HUP: Last we spoke, you were talking about releasing an album called ‘GROK Make Music With Friends Vol 1’. Is this release still planned? I assume this was collaborations with others?
Scott: Yes, that's planned. There are two songs that are about finished. There's maybe 8 more. It takes us a while to mess around with recordings on our computers - as Lost Orbits taking 8 years to pull together testifies to. We all work on screens so it is an effort of will to go back to screens in the evening. This is probably why we have got into hardware synths, samplers and drum machines rather than the virtual ones.
HUP: Are GROK making new music? How has the handling of COVID19 in the UK affected your progress?
Scott: We are very definitely making new music. We have a rehearsal space now and we will be starting back shortly with the regular weekly rehearsal that was interrupted by Covid in November. The new songs will be quite different - we are eschewing our traditional instruments for electronic ones. So we have all been building and testing our electronic improvisation setups. There will be no analog guitar, bass or drums. This means we can record improvisations with direct lines in when in the rehearsal space. Then we take the 'wavs' away and work on them in our DAWs. Chris (guitar) has a plethora of electronic toys, synths pedals, sequencers, things he has made, and is always adding to them. I (bass) have a nice bass synth I can improvise on quickly as well as a sampler, sequencer and vocals. For the last 3 years I have made a whole lot of sounds and loops from scratch on my modular synth. I have been loading these into the sampler to use. So, these sounds are all made from the ground up and unique. Rob (drums) uses drum pads, and samplers, sequencers for drums. We also plan to move to a non-album release schedule where we release more singles and EPs based on what we improvise in the rehearsal space. So, yes, Covid has affected things - but we got Lost Orbits out. We might do a few normal improvised gigs with guitar, bass, drums when things open up. And some soundtracks too. It's kind of crazy we are still making music.
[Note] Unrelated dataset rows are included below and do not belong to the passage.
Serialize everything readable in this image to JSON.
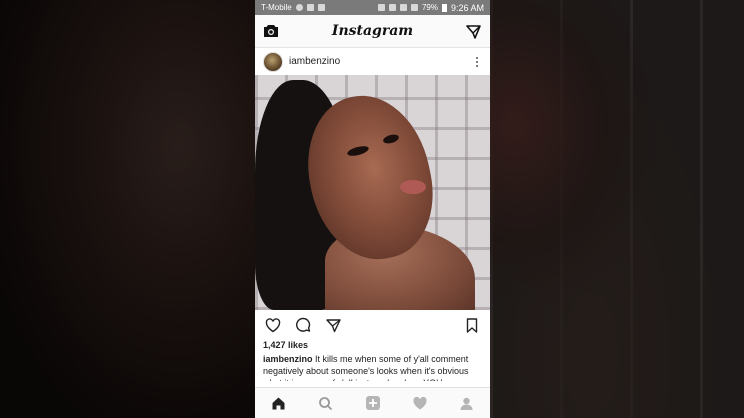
{
  "status_bar": {
    "carrier": "T-Mobile",
    "battery": "79%",
    "time": "9:26 AM"
  },
  "app": {
    "logo": "Instagram"
  },
  "post": {
    "username": "iambenzino",
    "likes": "1,427 likes",
    "caption_user": "iambenzino",
    "caption_text": "It kills me when some of y'all comment negatively about someone's looks when it's obvious what it is. some of y'all just mad on how YOU were"
  },
  "icons": {
    "header_left": "camera-icon",
    "header_right": "direct-message-icon",
    "post_more": "more-options-icon",
    "like": "heart-outline-icon",
    "comment": "comment-icon",
    "share": "send-icon",
    "save": "bookmark-icon",
    "nav": [
      "home-icon",
      "search-icon",
      "add-post-icon",
      "activity-heart-icon",
      "profile-icon"
    ]
  },
  "colors": {
    "text": "#222222",
    "status_bar": "#7a7a7a",
    "border": "#e5e5e5"
  }
}
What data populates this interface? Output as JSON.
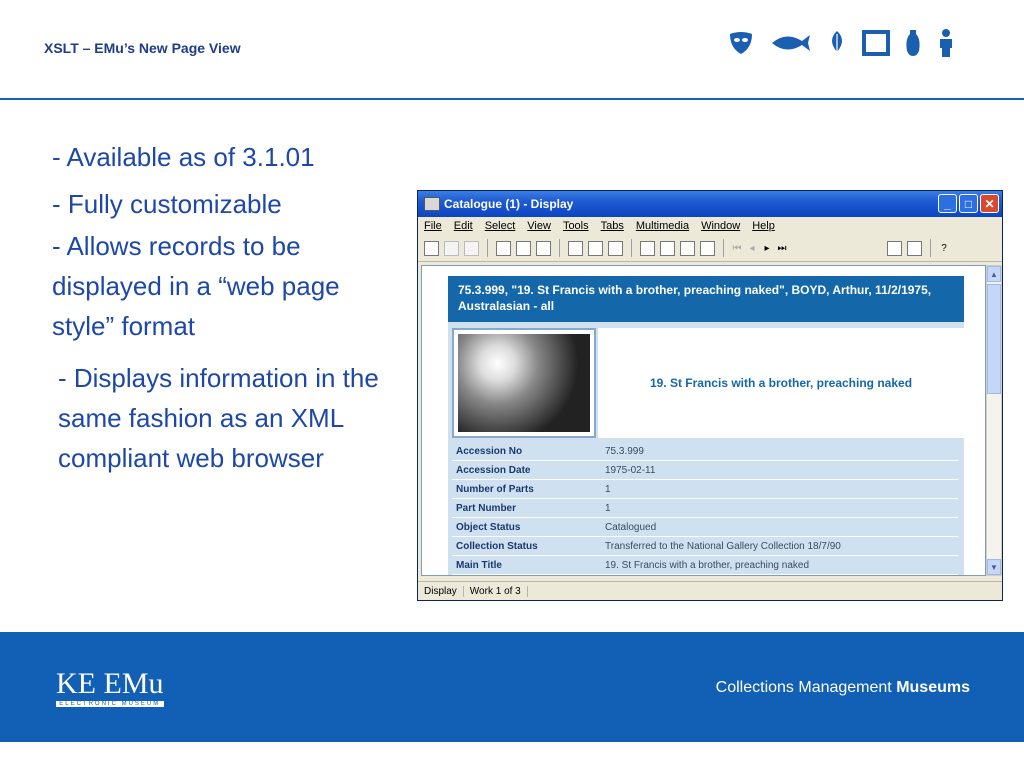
{
  "slide": {
    "title": "XSLT – EMu’s New Page View"
  },
  "header_icons": [
    "mask-icon",
    "fish-icon",
    "leaf-icon",
    "frame-icon",
    "vase-icon",
    "figurine-icon"
  ],
  "bullets": [
    "- Available as of 3.1.01",
    "- Fully customizable",
    "- Allows records to be displayed in a “web page style” format",
    "- Displays information in the same fashion as an XML compliant web browser"
  ],
  "window": {
    "title": "Catalogue (1) - Display",
    "menu": [
      "File",
      "Edit",
      "Select",
      "View",
      "Tools",
      "Tabs",
      "Multimedia",
      "Window",
      "Help"
    ],
    "status": [
      "Display",
      "Work 1 of 3"
    ]
  },
  "record": {
    "heading": "75.3.999, \"19. St Francis with a brother, preaching naked\", BOYD, Arthur, 11/2/1975, Australasian - all",
    "caption": "19. St Francis with a brother, preaching naked",
    "fields": [
      {
        "label": "Accession No",
        "value": "75.3.999"
      },
      {
        "label": "Accession Date",
        "value": "1975-02-11"
      },
      {
        "label": "Number of Parts",
        "value": "1"
      },
      {
        "label": "Part Number",
        "value": "1"
      },
      {
        "label": "Object Status",
        "value": "Catalogued"
      },
      {
        "label": "Collection Status",
        "value": "Transferred to the National Gallery Collection 18/7/90"
      },
      {
        "label": "Main Title",
        "value": "19. St Francis with a brother, preaching naked"
      }
    ]
  },
  "footer": {
    "logo": "KE EMu",
    "logo_sub": "ELECTRONIC MUSEUM",
    "tagline_normal": "Collections Management",
    "tagline_bold": "Museums"
  },
  "colors": {
    "accent": "#1d48a8",
    "footer": "#1160b5",
    "record_header": "#1467a9"
  }
}
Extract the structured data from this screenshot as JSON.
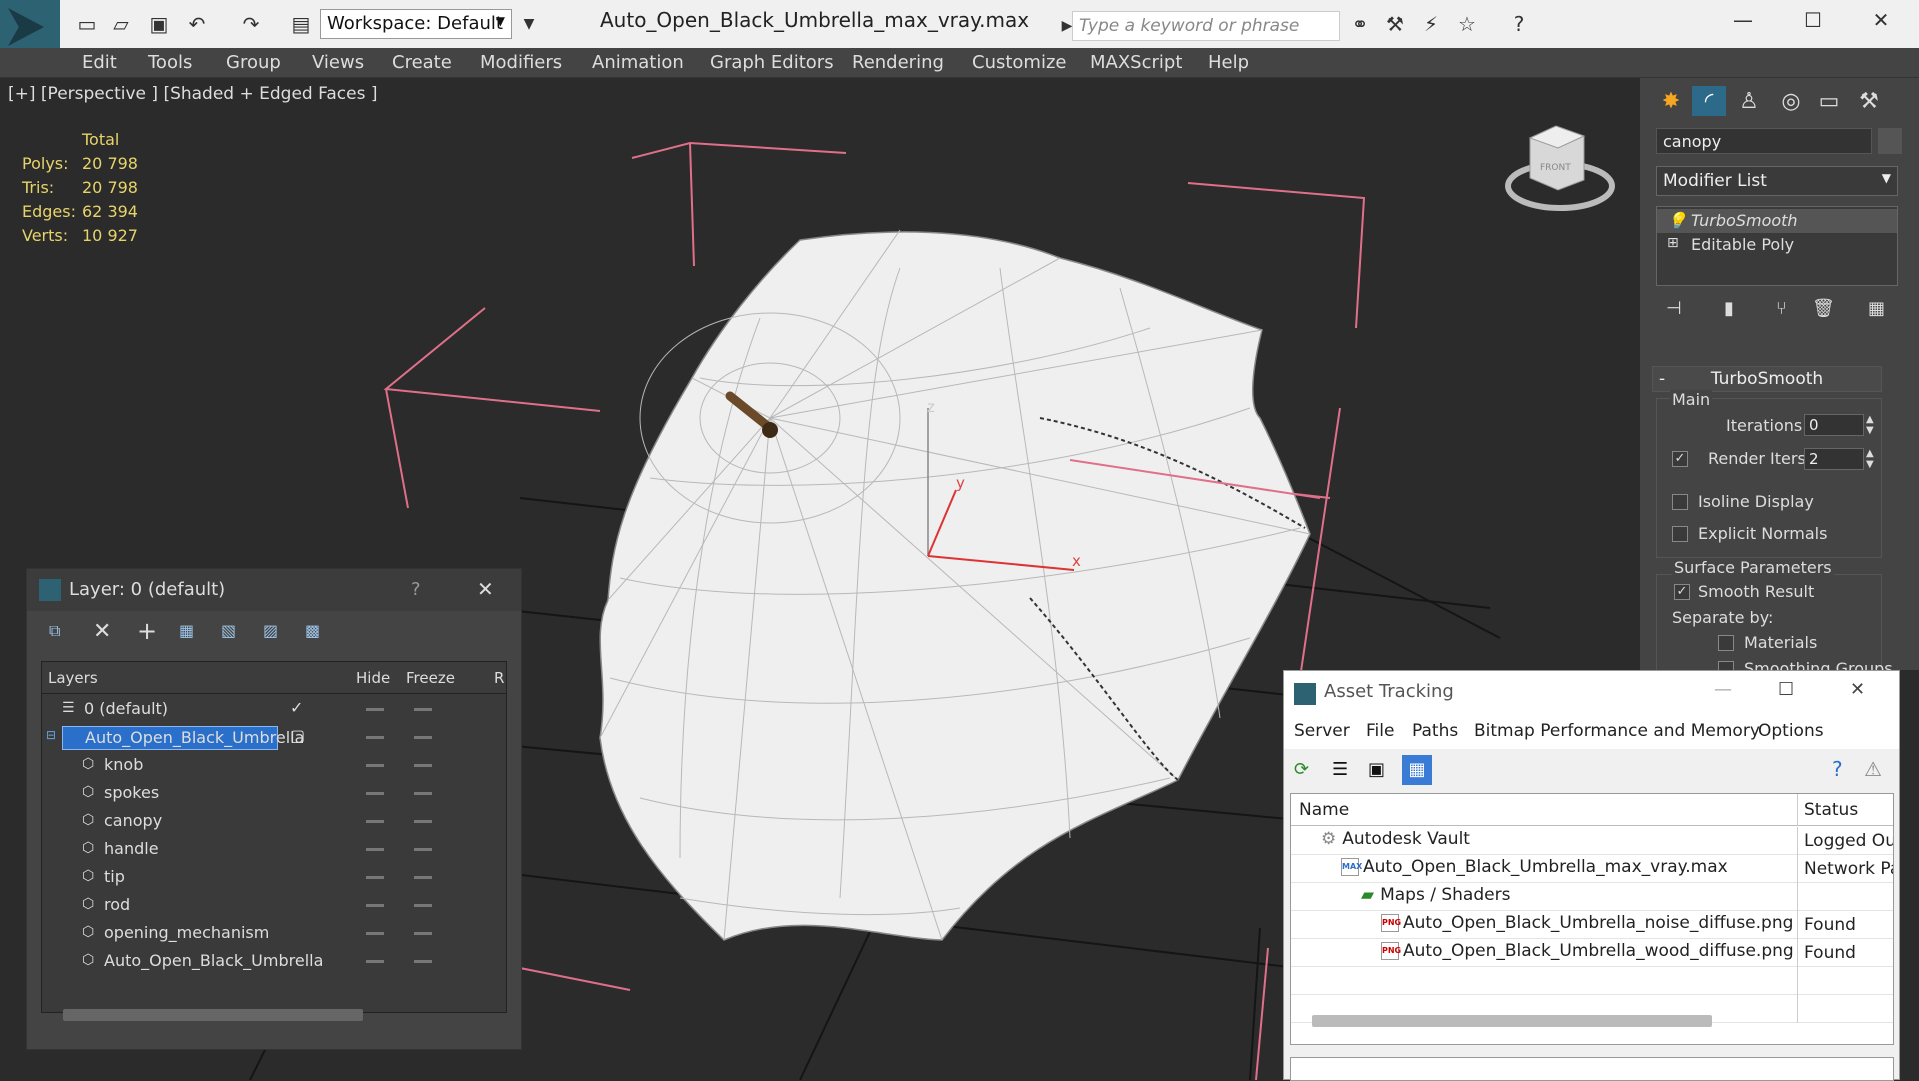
{
  "titlebar": {
    "workspace": "Workspace: Default",
    "title": "Auto_Open_Black_Umbrella_max_vray.max",
    "search_placeholder": "Type a keyword or phrase"
  },
  "menu": [
    "Edit",
    "Tools",
    "Group",
    "Views",
    "Create",
    "Modifiers",
    "Animation",
    "Graph Editors",
    "Rendering",
    "Customize",
    "MAXScript",
    "Help"
  ],
  "viewport": {
    "label": "[+] [Perspective ] [Shaded + Edged Faces ]",
    "stats": {
      "header": "Total",
      "polys_label": "Polys:",
      "polys": "20 798",
      "tris_label": "Tris:",
      "tris": "20 798",
      "edges_label": "Edges:",
      "edges": "62 394",
      "verts_label": "Verts:",
      "verts": "10 927"
    },
    "axis": {
      "z": "z",
      "y": "y",
      "x": "x"
    },
    "viewcube_label": "FRONT"
  },
  "command_panel": {
    "object_name": "canopy",
    "modifier_list": "Modifier List",
    "stack": [
      "TurboSmooth",
      "Editable Poly"
    ],
    "rollout_title": "TurboSmooth",
    "main_label": "Main",
    "iterations_label": "Iterations:",
    "iterations": "0",
    "render_iters_label": "Render Iters:",
    "render_iters": "2",
    "isoline_label": "Isoline Display",
    "explicit_label": "Explicit Normals",
    "surface_label": "Surface Parameters",
    "smooth_label": "Smooth Result",
    "separate_label": "Separate by:",
    "materials_label": "Materials",
    "smoothing_label": "Smoothing Groups"
  },
  "layer_window": {
    "title": "Layer: 0 (default)",
    "help": "?",
    "columns": {
      "layers": "Layers",
      "hide": "Hide",
      "freeze": "Freeze",
      "r": "R"
    },
    "rows": [
      {
        "name": "0 (default)"
      },
      {
        "name": "Auto_Open_Black_Umbrella"
      },
      {
        "name": "knob"
      },
      {
        "name": "spokes"
      },
      {
        "name": "canopy"
      },
      {
        "name": "handle"
      },
      {
        "name": "tip"
      },
      {
        "name": "rod"
      },
      {
        "name": "opening_mechanism"
      },
      {
        "name": "Auto_Open_Black_Umbrella"
      }
    ]
  },
  "asset_window": {
    "title": "Asset Tracking",
    "menu": [
      "Server",
      "File",
      "Paths",
      "Bitmap Performance and Memory",
      "Options"
    ],
    "columns": {
      "name": "Name",
      "status": "Status"
    },
    "rows": [
      {
        "name": "Autodesk Vault",
        "status": "Logged Out"
      },
      {
        "name": "Auto_Open_Black_Umbrella_max_vray.max",
        "status": "Network Pa"
      },
      {
        "name": "Maps / Shaders",
        "status": ""
      },
      {
        "name": "Auto_Open_Black_Umbrella_noise_diffuse.png",
        "status": "Found"
      },
      {
        "name": "Auto_Open_Black_Umbrella_wood_diffuse.png",
        "status": "Found"
      }
    ],
    "icon_max": "MAX",
    "icon_png": "PNG"
  }
}
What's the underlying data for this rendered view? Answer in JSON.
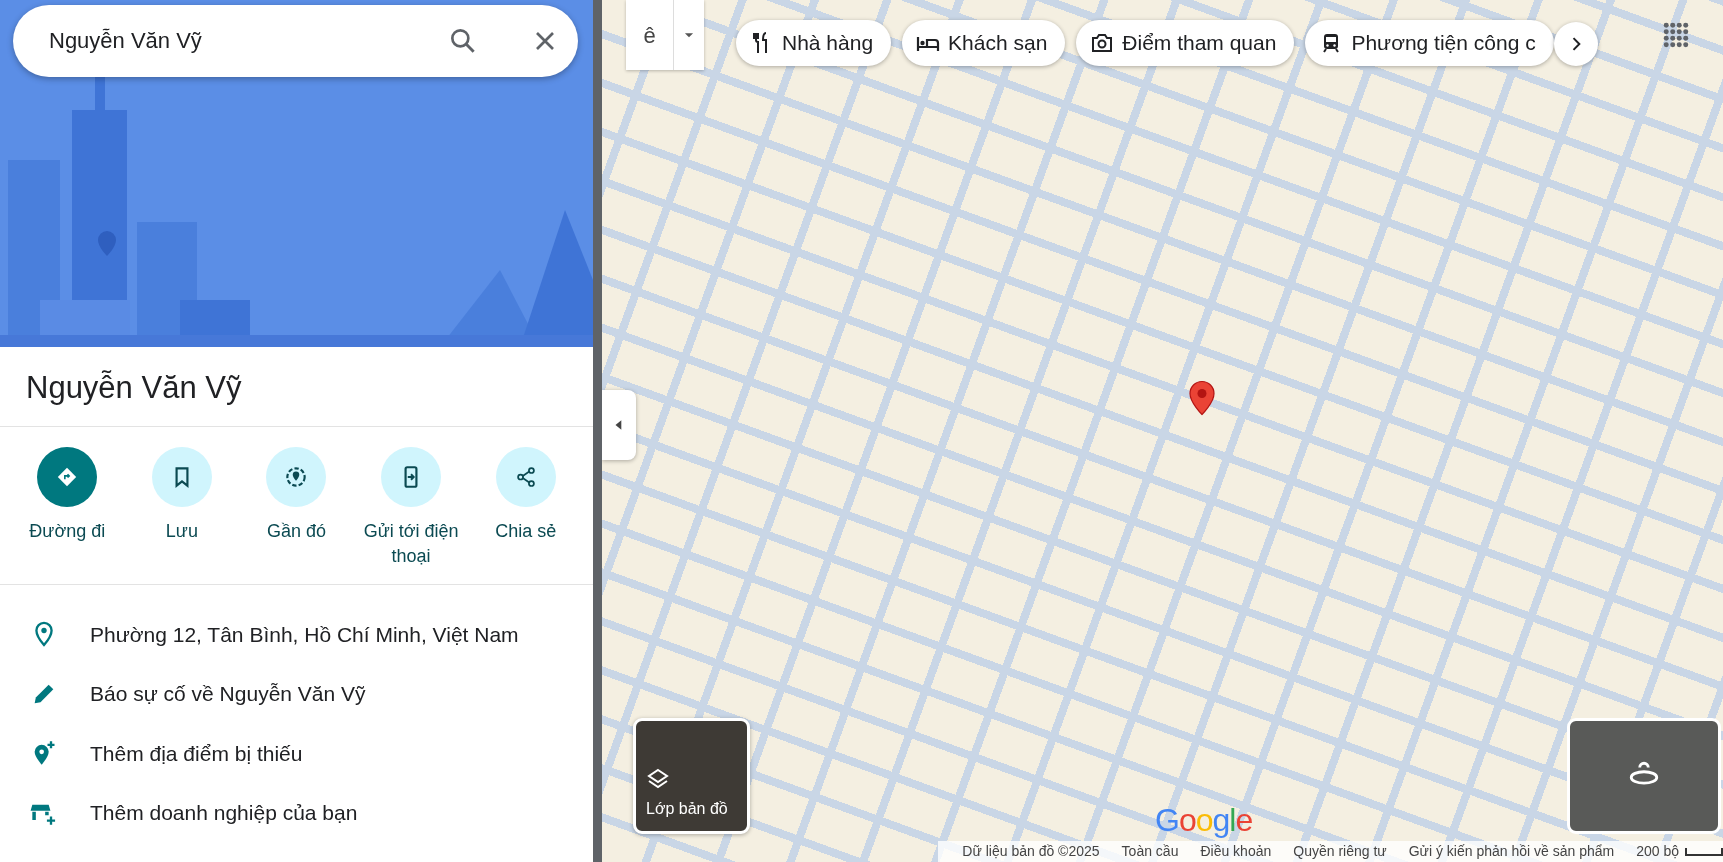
{
  "search": {
    "value": "Nguyễn Văn Vỹ"
  },
  "place": {
    "title": "Nguyễn Văn Vỹ"
  },
  "actions": [
    {
      "label": "Đường đi",
      "primary": true
    },
    {
      "label": "Lưu",
      "primary": false
    },
    {
      "label": "Gần đó",
      "primary": false
    },
    {
      "label": "Gửi tới điện thoại",
      "primary": false
    },
    {
      "label": "Chia sẻ",
      "primary": false
    }
  ],
  "details": [
    {
      "text": "Phường 12, Tân Bình, Hồ Chí Minh, Việt Nam"
    },
    {
      "text": "Báo sự cố về Nguyễn Văn Vỹ"
    },
    {
      "text": "Thêm địa điểm bị thiếu"
    },
    {
      "text": "Thêm doanh nghiệp của bạn"
    }
  ],
  "input_tool": {
    "label": "ê"
  },
  "chips": [
    {
      "label": "Nhà hàng"
    },
    {
      "label": "Khách sạn"
    },
    {
      "label": "Điểm tham quan"
    },
    {
      "label": "Phương tiện công c"
    }
  ],
  "layers_button": {
    "label": "Lớp bản đồ"
  },
  "logo": "Google",
  "footer": [
    "Dữ liệu bản đồ ©2025",
    "Toàn cầu",
    "Điều khoản",
    "Quyền riêng tư",
    "Gửi ý kiến phản hồi về sản phẩm"
  ],
  "scale": {
    "label": "200 bộ"
  }
}
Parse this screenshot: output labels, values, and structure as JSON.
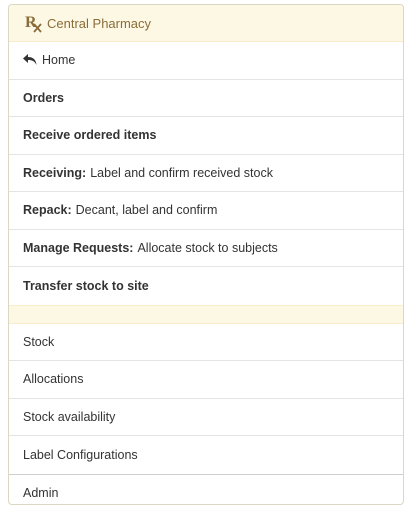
{
  "header": {
    "title": "Central Pharmacy",
    "icon": "rx-icon"
  },
  "nav": {
    "home": "Home",
    "orders": "Orders",
    "receive_ordered": "Receive ordered items",
    "receiving_bold": "Receiving:",
    "receiving_text": "Label and confirm received stock",
    "repack_bold": "Repack:",
    "repack_text": "Decant, label and confirm",
    "manage_bold": "Manage Requests:",
    "manage_text": "Allocate stock to subjects",
    "transfer": "Transfer stock to site"
  },
  "secondary": {
    "stock": "Stock",
    "allocations": "Allocations",
    "availability": "Stock availability",
    "label_configs": "Label Configurations",
    "admin": "Admin"
  }
}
Rob and I have been playing together for 28 years, and with Chris for 21. We are all still enthused and get excited about things despite the almost universal indifference to what we do.
The EP is available on Bandcamp, Apple Music, Spotify and more.